START DATA SECTION

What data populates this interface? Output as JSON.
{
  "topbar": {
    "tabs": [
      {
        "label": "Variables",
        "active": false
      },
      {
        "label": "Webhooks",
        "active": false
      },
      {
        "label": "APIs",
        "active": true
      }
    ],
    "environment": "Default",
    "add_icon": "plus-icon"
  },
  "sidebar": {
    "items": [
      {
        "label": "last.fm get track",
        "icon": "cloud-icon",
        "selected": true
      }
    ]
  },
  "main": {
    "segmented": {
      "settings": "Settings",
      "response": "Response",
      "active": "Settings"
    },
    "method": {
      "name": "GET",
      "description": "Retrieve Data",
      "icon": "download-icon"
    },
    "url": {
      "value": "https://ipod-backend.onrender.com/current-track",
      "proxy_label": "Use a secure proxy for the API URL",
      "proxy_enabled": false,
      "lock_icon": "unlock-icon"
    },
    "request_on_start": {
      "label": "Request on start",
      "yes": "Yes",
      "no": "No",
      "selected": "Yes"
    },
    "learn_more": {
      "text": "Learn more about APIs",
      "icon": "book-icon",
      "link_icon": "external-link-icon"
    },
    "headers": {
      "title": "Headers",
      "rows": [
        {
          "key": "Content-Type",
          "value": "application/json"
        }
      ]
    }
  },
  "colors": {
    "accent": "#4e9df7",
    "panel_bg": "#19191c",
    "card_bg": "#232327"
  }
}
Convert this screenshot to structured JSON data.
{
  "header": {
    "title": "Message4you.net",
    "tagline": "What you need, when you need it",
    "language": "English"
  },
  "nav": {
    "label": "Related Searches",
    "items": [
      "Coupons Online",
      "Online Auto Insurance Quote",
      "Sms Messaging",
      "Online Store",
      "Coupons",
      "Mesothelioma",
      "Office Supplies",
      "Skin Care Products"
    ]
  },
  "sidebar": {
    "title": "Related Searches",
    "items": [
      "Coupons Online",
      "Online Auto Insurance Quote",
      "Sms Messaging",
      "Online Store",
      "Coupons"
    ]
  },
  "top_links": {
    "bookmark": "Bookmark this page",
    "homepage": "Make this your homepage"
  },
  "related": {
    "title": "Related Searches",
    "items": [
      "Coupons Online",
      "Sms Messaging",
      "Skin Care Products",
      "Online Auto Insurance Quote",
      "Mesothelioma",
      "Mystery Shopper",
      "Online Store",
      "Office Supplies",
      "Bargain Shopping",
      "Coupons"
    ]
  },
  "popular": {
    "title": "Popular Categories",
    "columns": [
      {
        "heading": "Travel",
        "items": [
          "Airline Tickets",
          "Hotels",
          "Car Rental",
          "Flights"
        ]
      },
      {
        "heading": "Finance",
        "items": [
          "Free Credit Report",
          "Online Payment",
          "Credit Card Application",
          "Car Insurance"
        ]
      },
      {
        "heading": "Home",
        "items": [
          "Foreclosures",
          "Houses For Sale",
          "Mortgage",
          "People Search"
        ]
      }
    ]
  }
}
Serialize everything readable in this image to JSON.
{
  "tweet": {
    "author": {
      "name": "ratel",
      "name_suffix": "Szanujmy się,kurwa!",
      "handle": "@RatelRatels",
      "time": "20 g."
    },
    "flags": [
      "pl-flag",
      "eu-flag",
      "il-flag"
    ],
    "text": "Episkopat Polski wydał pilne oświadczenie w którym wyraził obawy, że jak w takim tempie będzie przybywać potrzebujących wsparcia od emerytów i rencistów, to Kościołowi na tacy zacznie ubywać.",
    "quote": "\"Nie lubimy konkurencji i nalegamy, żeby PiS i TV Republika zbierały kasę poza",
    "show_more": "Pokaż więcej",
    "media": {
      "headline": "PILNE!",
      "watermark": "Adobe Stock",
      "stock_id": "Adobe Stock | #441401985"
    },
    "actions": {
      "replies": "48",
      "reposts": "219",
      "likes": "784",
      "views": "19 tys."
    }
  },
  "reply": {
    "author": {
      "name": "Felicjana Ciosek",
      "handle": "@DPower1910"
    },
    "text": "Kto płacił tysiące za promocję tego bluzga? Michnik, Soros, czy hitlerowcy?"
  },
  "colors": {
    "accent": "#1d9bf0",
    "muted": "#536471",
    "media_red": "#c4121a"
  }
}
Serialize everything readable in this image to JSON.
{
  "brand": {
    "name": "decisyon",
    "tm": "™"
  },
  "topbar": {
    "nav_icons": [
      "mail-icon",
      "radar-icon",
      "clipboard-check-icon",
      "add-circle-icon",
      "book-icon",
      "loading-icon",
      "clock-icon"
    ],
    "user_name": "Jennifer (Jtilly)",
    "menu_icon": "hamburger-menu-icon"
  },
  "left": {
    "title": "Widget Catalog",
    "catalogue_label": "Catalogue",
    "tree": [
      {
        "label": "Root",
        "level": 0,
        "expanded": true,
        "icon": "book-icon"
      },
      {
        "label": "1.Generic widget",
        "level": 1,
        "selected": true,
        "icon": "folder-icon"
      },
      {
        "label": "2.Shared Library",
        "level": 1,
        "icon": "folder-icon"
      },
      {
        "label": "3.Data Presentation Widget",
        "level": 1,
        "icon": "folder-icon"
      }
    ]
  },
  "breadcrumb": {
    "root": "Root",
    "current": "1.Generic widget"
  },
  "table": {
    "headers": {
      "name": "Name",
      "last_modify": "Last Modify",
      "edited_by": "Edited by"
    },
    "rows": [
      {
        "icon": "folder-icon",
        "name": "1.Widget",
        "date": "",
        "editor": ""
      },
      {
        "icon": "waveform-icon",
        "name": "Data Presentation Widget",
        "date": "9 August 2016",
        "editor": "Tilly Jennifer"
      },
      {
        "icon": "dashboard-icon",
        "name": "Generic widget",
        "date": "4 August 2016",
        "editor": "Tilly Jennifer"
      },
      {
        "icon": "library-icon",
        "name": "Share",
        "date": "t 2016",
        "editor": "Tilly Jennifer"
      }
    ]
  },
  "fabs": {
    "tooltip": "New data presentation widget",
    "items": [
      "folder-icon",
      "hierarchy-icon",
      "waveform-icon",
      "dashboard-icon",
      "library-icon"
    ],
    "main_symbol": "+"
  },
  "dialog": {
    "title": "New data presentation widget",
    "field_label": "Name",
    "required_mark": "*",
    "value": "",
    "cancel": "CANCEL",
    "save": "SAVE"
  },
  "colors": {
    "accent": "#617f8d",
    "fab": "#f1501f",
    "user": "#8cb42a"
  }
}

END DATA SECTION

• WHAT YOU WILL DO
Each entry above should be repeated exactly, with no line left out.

• SOLUTION TO THE PROBLEM
What data populates this interface? Output as JSON.
{
  "topbar": {
    "tabs": [
      {
        "label": "Variables",
        "active": false
      },
      {
        "label": "Webhooks",
        "active": false
      },
      {
        "label": "APIs",
        "active": true
      }
    ],
    "environment": "Default",
    "add_icon": "plus-icon"
  },
  "sidebar": {
    "items": [
      {
        "label": "last.fm get track",
        "icon": "cloud-icon",
        "selected": true
      }
    ]
  },
  "main": {
    "segmented": {
      "settings": "Settings",
      "response": "Response",
      "active": "Settings"
    },
    "method": {
      "name": "GET",
      "description": "Retrieve Data",
      "icon": "download-icon"
    },
    "url": {
      "value": "https://ipod-backend.onrender.com/current-track",
      "proxy_label": "Use a secure proxy for the API URL",
      "proxy_enabled": false,
      "lock_icon": "unlock-icon"
    },
    "request_on_start": {
      "label": "Request on start",
      "yes": "Yes",
      "no": "No",
      "selected": "Yes"
    },
    "learn_more": {
      "text": "Learn more about APIs",
      "icon": "book-icon",
      "link_icon": "external-link-icon"
    },
    "headers": {
      "title": "Headers",
      "rows": [
        {
          "key": "Content-Type",
          "value": "application/json"
        }
      ]
    }
  },
  "colors": {
    "accent": "#4e9df7",
    "panel_bg": "#19191c",
    "card_bg": "#232327"
  }
}
Convert this screenshot to structured JSON data.
{
  "header": {
    "title": "Message4you.net",
    "tagline": "What you need, when you need it",
    "language": "English"
  },
  "nav": {
    "label": "Related Searches",
    "items": [
      "Coupons Online",
      "Online Auto Insurance Quote",
      "Sms Messaging",
      "Online Store",
      "Coupons",
      "Mesothelioma",
      "Office Supplies",
      "Skin Care Products"
    ]
  },
  "sidebar": {
    "title": "Related Searches",
    "items": [
      "Coupons Online",
      "Online Auto Insurance Quote",
      "Sms Messaging",
      "Online Store",
      "Coupons"
    ]
  },
  "top_links": {
    "bookmark": "Bookmark this page",
    "homepage": "Make this your homepage"
  },
  "related": {
    "title": "Related Searches",
    "items": [
      "Coupons Online",
      "Sms Messaging",
      "Skin Care Products",
      "Online Auto Insurance Quote",
      "Mesothelioma",
      "Mystery Shopper",
      "Online Store",
      "Office Supplies",
      "Bargain Shopping",
      "Coupons"
    ]
  },
  "popular": {
    "title": "Popular Categories",
    "columns": [
      {
        "heading": "Travel",
        "items": [
          "Airline Tickets",
          "Hotels",
          "Car Rental",
          "Flights"
        ]
      },
      {
        "heading": "Finance",
        "items": [
          "Free Credit Report",
          "Online Payment",
          "Credit Card Application",
          "Car Insurance"
        ]
      },
      {
        "heading": "Home",
        "items": [
          "Foreclosures",
          "Houses For Sale",
          "Mortgage",
          "People Search"
        ]
      }
    ]
  }
}
Serialize everything readable in this image to JSON.
{
  "tweet": {
    "author": {
      "name": "ratel",
      "name_suffix": "Szanujmy się,kurwa!",
      "handle": "@RatelRatels",
      "time": "20 g."
    },
    "flags": [
      "pl-flag",
      "eu-flag",
      "il-flag"
    ],
    "text": "Episkopat Polski wydał pilne oświadczenie w którym wyraził obawy, że jak w takim tempie będzie przybywać potrzebujących wsparcia od emerytów i rencistów, to Kościołowi na tacy zacznie ubywać.",
    "quote": "\"Nie lubimy konkurencji i nalegamy, żeby PiS i TV Republika zbierały kasę poza",
    "show_more": "Pokaż więcej",
    "media": {
      "headline": "PILNE!",
      "watermark": "Adobe Stock",
      "stock_id": "Adobe Stock | #441401985"
    },
    "actions": {
      "replies": "48",
      "reposts": "219",
      "likes": "784",
      "views": "19 tys."
    }
  },
  "reply": {
    "author": {
      "name": "Felicjana Ciosek",
      "handle": "@DPower1910"
    },
    "text": "Kto płacił tysiące za promocję tego bluzga? Michnik, Soros, czy hitlerowcy?"
  },
  "colors": {
    "accent": "#1d9bf0",
    "muted": "#536471",
    "media_red": "#c4121a"
  }
}
Serialize everything readable in this image to JSON.
{
  "brand": {
    "name": "decisyon",
    "tm": "™"
  },
  "topbar": {
    "nav_icons": [
      "mail-icon",
      "radar-icon",
      "clipboard-check-icon",
      "add-circle-icon",
      "book-icon",
      "loading-icon",
      "clock-icon"
    ],
    "user_name": "Jennifer (Jtilly)",
    "menu_icon": "hamburger-menu-icon"
  },
  "left": {
    "title": "Widget Catalog",
    "catalogue_label": "Catalogue",
    "tree": [
      {
        "label": "Root",
        "level": 0,
        "expanded": true,
        "icon": "book-icon"
      },
      {
        "label": "1.Generic widget",
        "level": 1,
        "selected": true,
        "icon": "folder-icon"
      },
      {
        "label": "2.Shared Library",
        "level": 1,
        "icon": "folder-icon"
      },
      {
        "label": "3.Data Presentation Widget",
        "level": 1,
        "icon": "folder-icon"
      }
    ]
  },
  "breadcrumb": {
    "root": "Root",
    "current": "1.Generic widget"
  },
  "table": {
    "headers": {
      "name": "Name",
      "last_modify": "Last Modify",
      "edited_by": "Edited by"
    },
    "rows": [
      {
        "icon": "folder-icon",
        "name": "1.Widget",
        "date": "",
        "editor": ""
      },
      {
        "icon": "waveform-icon",
        "name": "Data Presentation Widget",
        "date": "9 August 2016",
        "editor": "Tilly Jennifer"
      },
      {
        "icon": "dashboard-icon",
        "name": "Generic widget",
        "date": "4 August 2016",
        "editor": "Tilly Jennifer"
      },
      {
        "icon": "library-icon",
        "name": "Share",
        "date": "t 2016",
        "editor": "Tilly Jennifer"
      }
    ]
  },
  "fabs": {
    "tooltip": "New data presentation widget",
    "items": [
      "folder-icon",
      "hierarchy-icon",
      "waveform-icon",
      "dashboard-icon",
      "library-icon"
    ],
    "main_symbol": "+"
  },
  "dialog": {
    "title": "New data presentation widget",
    "field_label": "Name",
    "required_mark": "*",
    "value": "",
    "cancel": "CANCEL",
    "save": "SAVE"
  },
  "colors": {
    "accent": "#617f8d",
    "fab": "#f1501f",
    "user": "#8cb42a"
  }
}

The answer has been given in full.